A. This is broken. Give me a new one or a refund.
B. I hope you can help. I have just bought this phone, and the screen seems to be cracked. Would you be able to replace it or provide a refund?
Hopefully you would have selected the second sentence (B). There are a number of reasons why this is a better sentence, as explained below.
Tip 1: Avoid giving commands
‘Give me a new one’, ‘Fix it now’, ‘Give me my money back’ – these are all commands which are less likely to end well. It is much better to phrase your request as an indirect question. In the examples above, the command ‘Give me’ in Sentence A has changed to ‘Would you be able to…?’ in Sentence B.
Tip 2: Start in a friendly way
When complaining in English, it is common to start your sentence with a friendly expression like ‘I hope you can help’. In fact, it is even common for English speaking people to apologise before they start to complain! ‘Sorry, but this phone seems to be broken’. Here are some other expressions that are commonly used when complaining:
I’m sorry, but this doesn’t seem to be the correct change.
Excuse me, but I don’t think you gave me the correct change.
I’m afraid that there may have been a mistake with my change.
Sorry to bother you, but I don’t think you gave me the correct change.
Tip 3: Don’t be too dogmatic (too strong)
In our example sentences at the top of the page, the speaker is sentence A says ‘This is broken’, while the speaker in sentence B says ‘The screen seems to be cracked’. Clearly, the screen is either cracked or not – how can it be ‘seems to be cracked’? The reason is that when complaining in English, we tend to avoid being too dogmatic, softening the sentence with words like:
The screen seems to be cracked.
The screen appears to be cracked.
It looks as though the screen has cracked.
I think the screen may have cracked.
So what happens if you have politely expressed your point of view and you still don’t get a suitable response? For example:
Customer: I hope you can help. I have just bought this phone, and the screen seems to be cracked. Would you be able to replace it or provide a refund?
Shop assistant: It’s your fault. It’s not my problem.
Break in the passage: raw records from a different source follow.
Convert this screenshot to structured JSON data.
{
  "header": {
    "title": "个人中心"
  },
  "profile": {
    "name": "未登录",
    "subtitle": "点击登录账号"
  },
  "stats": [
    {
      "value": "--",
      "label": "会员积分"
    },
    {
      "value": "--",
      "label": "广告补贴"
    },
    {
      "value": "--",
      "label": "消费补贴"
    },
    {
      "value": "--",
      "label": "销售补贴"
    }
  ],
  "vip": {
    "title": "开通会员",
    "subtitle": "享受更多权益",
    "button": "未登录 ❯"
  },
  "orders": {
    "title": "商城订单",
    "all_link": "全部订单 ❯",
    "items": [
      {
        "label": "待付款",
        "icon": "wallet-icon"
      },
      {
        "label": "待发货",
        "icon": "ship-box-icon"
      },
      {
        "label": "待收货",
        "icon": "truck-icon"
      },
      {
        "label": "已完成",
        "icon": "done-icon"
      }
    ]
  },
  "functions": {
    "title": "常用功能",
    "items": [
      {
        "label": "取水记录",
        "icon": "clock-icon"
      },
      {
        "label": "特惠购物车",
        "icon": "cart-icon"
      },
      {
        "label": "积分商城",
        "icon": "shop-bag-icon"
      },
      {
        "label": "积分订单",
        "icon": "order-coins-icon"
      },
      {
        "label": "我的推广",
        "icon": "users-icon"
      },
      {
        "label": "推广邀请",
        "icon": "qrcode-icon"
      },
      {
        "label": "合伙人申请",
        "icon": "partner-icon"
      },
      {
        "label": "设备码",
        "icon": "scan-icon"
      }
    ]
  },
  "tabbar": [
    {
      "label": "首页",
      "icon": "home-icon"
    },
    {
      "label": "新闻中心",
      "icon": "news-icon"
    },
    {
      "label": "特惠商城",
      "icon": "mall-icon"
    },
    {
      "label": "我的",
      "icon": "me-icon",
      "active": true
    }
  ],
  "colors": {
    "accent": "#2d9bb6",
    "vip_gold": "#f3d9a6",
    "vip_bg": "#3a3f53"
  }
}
At this point, it’s important not to start aggressively arguing. You need to state your case calmly and clearly. For example:
Customer: Actually, I didn’t open the box until I got home, and it was in this condition before I even touched it. I understand that I have the right to request a replacement or a refund. If you are unable to help, I would like to talk to your your manager or supervisor.
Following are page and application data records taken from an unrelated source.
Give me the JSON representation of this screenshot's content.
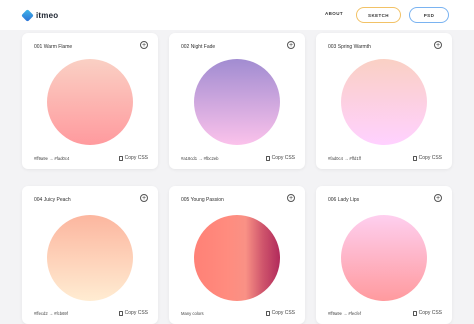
{
  "header": {
    "logo_text": "itmeo",
    "nav_about": "ABOUT",
    "nav_sketch": "SKETCH",
    "nav_psd": "PSD"
  },
  "cards": [
    {
      "title": "001 Warm Flame",
      "colors": "#ff9a9e → #fad0c4",
      "copy": "Copy CSS",
      "gradient": [
        "#ff9a9e",
        "#fad0c4"
      ]
    },
    {
      "title": "002 Night Fade",
      "colors": "#a18cd1 → #fbc2eb",
      "copy": "Copy CSS",
      "gradient": [
        "#fbc2eb",
        "#a18cd1"
      ]
    },
    {
      "title": "003 Spring Warmth",
      "colors": "#fad0c4 → #ffd1ff",
      "copy": "Copy CSS",
      "gradient": [
        "#ffd1ff",
        "#fad0c4"
      ]
    },
    {
      "title": "004 Juicy Peach",
      "colors": "#ffecd2 → #fcb69f",
      "copy": "Copy CSS",
      "gradient": [
        "#ffecd2",
        "#fcb69f"
      ]
    },
    {
      "title": "005 Young Passion",
      "colors": "Many colors",
      "copy": "Copy CSS",
      "gradient": [
        "#ff8177",
        "#ff867a",
        "#ff8c7f",
        "#f99185",
        "#cf556c",
        "#b12a5b"
      ]
    },
    {
      "title": "006 Lady Lips",
      "colors": "#ff9a9e → #fecfef",
      "copy": "Copy CSS",
      "gradient": [
        "#ff9a9e",
        "#fecfef"
      ]
    }
  ]
}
Although they have similar meanings, there are significant differences that you need to know!
Listen / Hear
We ‘listen’ to something when we focus on it and pay attention to it.
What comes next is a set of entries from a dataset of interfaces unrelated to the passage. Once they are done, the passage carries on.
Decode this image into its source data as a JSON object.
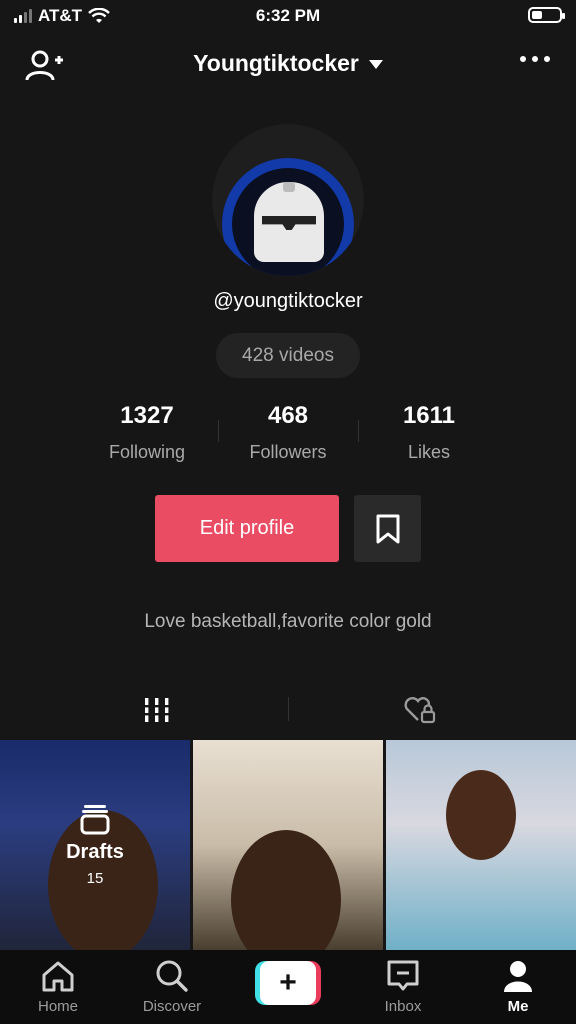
{
  "status_bar": {
    "carrier": "AT&T",
    "time": "6:32 PM"
  },
  "header": {
    "title": "Youngtiktocker",
    "add_user_icon": "person-add-icon",
    "more_icon": "ellipsis-icon"
  },
  "profile": {
    "username": "@youngtiktocker",
    "video_count": "428 videos",
    "stats": [
      {
        "value": "1327",
        "label": "Following"
      },
      {
        "value": "468",
        "label": "Followers"
      },
      {
        "value": "1611",
        "label": "Likes"
      }
    ],
    "edit_button": "Edit profile",
    "bio": "Love basketball,favorite color gold"
  },
  "drafts": {
    "label": "Drafts",
    "count": "15"
  },
  "nav": [
    {
      "label": "Home",
      "icon": "home-icon"
    },
    {
      "label": "Discover",
      "icon": "search-icon"
    },
    {
      "label": "",
      "icon": "plus-icon"
    },
    {
      "label": "Inbox",
      "icon": "inbox-icon"
    },
    {
      "label": "Me",
      "icon": "person-icon"
    }
  ],
  "colors": {
    "accent": "#ea4c63",
    "background": "#161616"
  }
}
We ‘hear’ something that comes into our ears. It is not necessarily deliberate or intentional.
I was trying to watch television but all I could hear was my neighbour playing his guitar.
I went outside so I could listen to my neighbour play his guitar
Test yourself! Select the correct answer from the list for each gap
When you ask someone for directions, it is important towhat they are saying.
Ia noise outside – perhaps you should go and take a look?
I was trying toto the teacher’s instructions, but she has a very quiet voice and I couldn’ther.
to that! It sounds like John’s car!
Where I work, we canthe radio if we want to.
I think there’s a storm coming – I justsome thunder.
I was talking to friend who is overseas, but she couldn’tme because the phone line wasn’t clear.
The problem with some people is they nevergood advice!
Click here to see the answers
1. When you ask someone for directions, it is important to LISTEN TO what they are saying.
2. I HEARD a noise outside – perhaps you should go and take a look?
3. I was trying to LISTEN TO the teacher’s instructions, but she has a very quiet voice and I couldn’t HEAR her.
4. LISTEN TO that! It sounds like John’s car!
5. Where I work, we can LISTEN TO the radio if we want to.
6. I think there’s a storm coming – I just HEARD some thunder.
7. I was talking to friend who is overseas, but she couldn’t HEAR me because the phone line wasn’t clear.
8. The problem with some people is they never LISTEN TO good advice!